Monday, July 18, 2011

Nintendo Today

I've been a fan of Nintendo for about a million years. Aside from the 16 bit generation, I've bought Nintendo consoles first and other consoles second. (If I had my time back I would probably pick the SNES over the Genesis, even.) My first console ever was a Game Boy when I was 6.

I bought a Nintendo 64 and was pretty satisfied. Sure, I had to borrow a friend's PS1 to play games like Final Fantasy, but I had Mario and Zelda and I was happy. The GameCube was a similar thing. Again, I played those PS2 games on friends' consoles but preferred my GameCube exclusives overall. I did eventually buy a PS1 and PS2 of my own, once the price was right, and had a nice back catalog of games to pick from. It worked for me.

The Wii changed things, though. I did buy a Wii first, but it was obvious before it was even released that my days of primarily playing a Nintendo console were over. The Wii was doing its own thing, and that was cool, but there was a lot more going on that I was missing out on by being a Wii owner exclusively, so about a year and a half after launch, I bought a PS3. The two consoles compliment each other well. Each brings things to the table that the other doesn't. I don't have a "primary" console. I have these two and I play them both as games I want are released for them. I don't have to decide which version of a game to get, because there are so few multiplatform games that exist on both the PS3 and Wii, and the ones that do are usually just cheap, inferior ports on Wii.

So, I don't primarily game on either console, and it turns out, that's a good thing, because I am North American. Nintendo of America's localization decisions for a good chunk of this generation have been questionable at best and outright hateful towards gamers at worst. I've played Hotel Dusk. I've loved Hotel Dusk. I've recommended Hotel Dusk to other people and they've bought it. As I understand it, Hotel Dusk sold pretty well in North America. So why do I have to import the sequel, The Last Window? The sequel which already exists in English because it was released in Europe?

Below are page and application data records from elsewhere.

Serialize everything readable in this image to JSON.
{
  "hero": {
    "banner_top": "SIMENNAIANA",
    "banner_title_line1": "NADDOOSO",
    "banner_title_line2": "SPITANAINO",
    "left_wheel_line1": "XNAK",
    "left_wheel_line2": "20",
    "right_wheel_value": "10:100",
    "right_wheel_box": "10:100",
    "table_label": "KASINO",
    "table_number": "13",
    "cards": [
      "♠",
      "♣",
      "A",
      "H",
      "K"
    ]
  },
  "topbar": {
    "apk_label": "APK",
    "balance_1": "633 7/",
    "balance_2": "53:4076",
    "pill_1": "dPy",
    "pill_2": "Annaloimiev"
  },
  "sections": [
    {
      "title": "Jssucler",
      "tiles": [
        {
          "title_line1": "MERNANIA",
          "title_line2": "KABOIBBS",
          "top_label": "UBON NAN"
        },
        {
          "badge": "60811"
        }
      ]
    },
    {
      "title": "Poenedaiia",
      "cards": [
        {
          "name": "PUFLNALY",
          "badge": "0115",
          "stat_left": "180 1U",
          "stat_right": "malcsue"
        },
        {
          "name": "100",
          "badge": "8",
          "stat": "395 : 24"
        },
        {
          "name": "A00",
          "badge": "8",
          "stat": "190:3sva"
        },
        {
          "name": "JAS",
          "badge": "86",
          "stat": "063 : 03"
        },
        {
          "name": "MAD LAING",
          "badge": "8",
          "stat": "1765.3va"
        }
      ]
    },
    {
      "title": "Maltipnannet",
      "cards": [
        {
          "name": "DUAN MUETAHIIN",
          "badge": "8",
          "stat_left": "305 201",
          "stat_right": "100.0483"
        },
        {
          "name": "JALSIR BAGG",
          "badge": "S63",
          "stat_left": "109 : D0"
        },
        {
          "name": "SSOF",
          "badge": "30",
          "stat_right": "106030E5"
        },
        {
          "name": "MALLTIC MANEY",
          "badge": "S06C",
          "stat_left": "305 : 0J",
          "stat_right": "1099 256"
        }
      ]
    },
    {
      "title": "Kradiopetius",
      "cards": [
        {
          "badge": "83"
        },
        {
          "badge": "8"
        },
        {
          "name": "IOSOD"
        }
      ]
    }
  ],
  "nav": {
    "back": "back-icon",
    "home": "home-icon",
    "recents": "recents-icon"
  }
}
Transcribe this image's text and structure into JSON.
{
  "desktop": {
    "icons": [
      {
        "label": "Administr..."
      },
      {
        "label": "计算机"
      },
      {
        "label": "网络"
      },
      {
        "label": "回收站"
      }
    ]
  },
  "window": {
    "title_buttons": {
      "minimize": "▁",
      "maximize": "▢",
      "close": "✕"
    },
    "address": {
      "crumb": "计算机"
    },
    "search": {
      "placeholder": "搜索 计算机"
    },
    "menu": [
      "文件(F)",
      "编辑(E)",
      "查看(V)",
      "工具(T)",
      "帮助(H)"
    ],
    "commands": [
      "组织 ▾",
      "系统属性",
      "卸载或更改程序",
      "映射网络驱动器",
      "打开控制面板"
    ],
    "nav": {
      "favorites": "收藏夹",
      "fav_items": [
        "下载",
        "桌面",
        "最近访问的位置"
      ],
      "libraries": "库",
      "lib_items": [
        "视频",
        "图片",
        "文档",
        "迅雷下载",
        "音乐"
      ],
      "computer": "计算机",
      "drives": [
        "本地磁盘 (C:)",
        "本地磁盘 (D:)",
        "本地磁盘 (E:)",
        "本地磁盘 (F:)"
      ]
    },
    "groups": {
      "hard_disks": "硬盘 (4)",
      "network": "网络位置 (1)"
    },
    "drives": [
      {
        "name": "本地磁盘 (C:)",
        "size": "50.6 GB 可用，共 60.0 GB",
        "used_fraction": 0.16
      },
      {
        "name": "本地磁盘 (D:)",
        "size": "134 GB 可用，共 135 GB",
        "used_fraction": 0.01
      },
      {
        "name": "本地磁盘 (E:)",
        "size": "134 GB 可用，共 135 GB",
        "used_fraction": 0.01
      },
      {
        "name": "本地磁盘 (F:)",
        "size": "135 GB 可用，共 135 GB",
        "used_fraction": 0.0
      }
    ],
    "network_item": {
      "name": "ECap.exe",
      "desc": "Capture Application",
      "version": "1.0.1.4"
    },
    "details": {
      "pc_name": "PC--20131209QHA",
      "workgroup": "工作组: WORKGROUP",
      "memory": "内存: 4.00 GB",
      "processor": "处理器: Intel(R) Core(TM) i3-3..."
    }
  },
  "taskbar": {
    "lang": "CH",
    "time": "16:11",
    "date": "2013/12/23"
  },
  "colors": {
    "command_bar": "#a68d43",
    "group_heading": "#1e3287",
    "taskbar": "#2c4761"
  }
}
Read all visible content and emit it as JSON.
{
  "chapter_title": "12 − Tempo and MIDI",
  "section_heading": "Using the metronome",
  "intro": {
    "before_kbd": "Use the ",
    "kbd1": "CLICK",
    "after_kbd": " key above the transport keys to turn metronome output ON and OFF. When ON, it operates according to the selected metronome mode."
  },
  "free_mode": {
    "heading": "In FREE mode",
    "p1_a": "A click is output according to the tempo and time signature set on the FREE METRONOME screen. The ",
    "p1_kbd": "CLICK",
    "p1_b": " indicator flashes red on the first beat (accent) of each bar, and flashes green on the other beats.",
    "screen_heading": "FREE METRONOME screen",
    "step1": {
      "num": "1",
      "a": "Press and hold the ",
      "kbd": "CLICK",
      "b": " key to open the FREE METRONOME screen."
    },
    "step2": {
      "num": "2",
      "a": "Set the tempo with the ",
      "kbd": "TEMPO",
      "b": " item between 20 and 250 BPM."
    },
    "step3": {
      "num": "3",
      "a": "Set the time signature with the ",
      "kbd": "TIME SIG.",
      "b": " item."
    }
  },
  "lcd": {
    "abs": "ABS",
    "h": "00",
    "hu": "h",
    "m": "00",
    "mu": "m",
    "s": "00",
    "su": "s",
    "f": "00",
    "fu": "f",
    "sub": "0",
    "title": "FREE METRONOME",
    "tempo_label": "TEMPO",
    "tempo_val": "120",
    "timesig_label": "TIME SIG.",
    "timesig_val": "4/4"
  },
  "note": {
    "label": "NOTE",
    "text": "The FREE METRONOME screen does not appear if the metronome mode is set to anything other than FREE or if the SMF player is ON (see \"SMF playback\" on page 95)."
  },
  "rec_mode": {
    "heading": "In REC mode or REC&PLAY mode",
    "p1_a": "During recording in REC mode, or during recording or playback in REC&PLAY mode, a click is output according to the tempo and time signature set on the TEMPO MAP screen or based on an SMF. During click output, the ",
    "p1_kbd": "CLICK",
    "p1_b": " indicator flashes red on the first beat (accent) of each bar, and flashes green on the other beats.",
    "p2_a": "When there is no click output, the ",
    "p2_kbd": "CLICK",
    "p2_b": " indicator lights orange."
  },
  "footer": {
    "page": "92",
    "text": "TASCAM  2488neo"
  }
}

At least I have the option to import The Last Window. It's a DS game and DS games are region free. The same can't be said for the good half-dozen Wii games Nintendo could have localized but hasn't. Fatal Frame 4. Another Code R, the sequel to Trace Memory, a DS game North America did get. Disaster: Day of Crisis. Pandora's Tower. The Last Story. Xenoblade Chronicles. Five of these games have something in common. Aside from Fatal Frame 4, all of these games have been translated into English and released in Europe, or will be.

They funded the development of all of these games. They exist in English. So why won't Nintendo release them in North America? Why is the cost of localizing games seemingly too much of a hurdle for Nintendo of America, next to the cost of developing them in the first place, which they already did? I don't know. Nobody knows. Nintendo refuses to say.

For many, many, many people, especially this generation, Nintendo consoles exist to play Nintendo games and not much else. Unfortunately, it seems that Nintendo of America can't even be counted on to release Nintendo games any more, so what's left? At their past few E3 press conferences, Nintendo has insisted that they're trying to reconnect with hardcore gamers, including this most recent one last month. Actions (and inaction, in this case) speak louder than words, and right now Nintendo is saying they're not trying. They currently have a grand total of three announced first party Wii games coming before the Wii U that hardcore gamers might care about. The Legend of Zelda: Skyward Sword, Kirby, and Rhythm Heaven Wii. They're keeping games like Xenoblade away and not releasing anything in their place. This is very anti-hardcore.

Speaking of the Wii U, I don't have very high hopes for it. For the first time since the SNES, I'm considering skipping a Nintendo console. I don't feel like I can count on Nintendo to release great first party games any more, outside of Mario and Zelda. The Wii U is comparable in power to the PS3 and 360. It is trying to compete with those consoles. This is a very short sighted strategy. I already have a PS3. I don't need a console that will play the same games. When the PS4 and Xbox 720 are released, they will likely be much more powerful than the Wii U, and Nintendo will see a repeat of the Wii in certain ways. The Wii U will be forced to do its own thing while the PS4 and 720 compete with each other with similar game libraries that the Wii U can't handle.

Nintendo is already abandoning the hardcore by refusing to release the games they want to play, and I believe they will scare off the casual gamers with their new controller. Casual gamers like the Wii Remote because it's simple and unintimidating. The Wii U controller is the most complicated default home console controller ever made. It has as many buttons as a PS3 or 360 controller, but it also has a motion sensor, a giant touch screen, a microphone, speakers, and a camera. That's every input method ever included in a default home console controller or handheld. Try describing that to someone who is afraid of directional pads and see what they think of it.

So, I think Nintendo has made some very bad decisions lately. I think they've alienated hardcore gamers and are about to alienate casual gamers too. All that will be left are Nintendo diehards, and if I'm any indication, maybe not even us.